● **Assignment**
Find the lines below that contain "label" and tally them. Return only the total.

● **Input data**
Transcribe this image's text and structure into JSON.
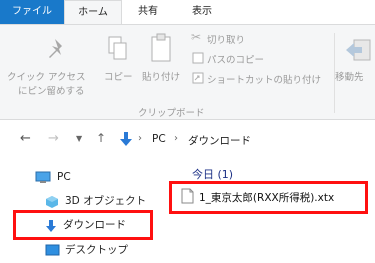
{
  "ribbon_tabs": {
    "file": "ファイル",
    "home": "ホーム",
    "share": "共有",
    "view": "表示"
  },
  "ribbon": {
    "quick_access_line1": "クイック アクセス",
    "quick_access_line2": "にピン留めする",
    "copy": "コピー",
    "paste": "貼り付け",
    "cut": "切り取り",
    "copy_path": "パスのコピー",
    "paste_shortcut": "ショートカットの貼り付け",
    "move_to": "移動先",
    "group_clipboard": "クリップボード"
  },
  "address_bar": {
    "crumbs": [
      "PC",
      "ダウンロード"
    ]
  },
  "nav_pane": {
    "items": [
      {
        "label": "PC",
        "icon": "monitor-icon"
      },
      {
        "label": "3D オブジェクト",
        "icon": "cube-icon"
      },
      {
        "label": "ダウンロード",
        "icon": "download-arrow-icon"
      },
      {
        "label": "デスクトップ",
        "icon": "desktop-icon"
      }
    ]
  },
  "content": {
    "group_header": "今日 (1)",
    "file_name": "1_東京太郎(RXX所得税).xtx"
  },
  "colors": {
    "accent": "#1979ca",
    "highlight": "#ff1010"
  }
}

● **Your response**
4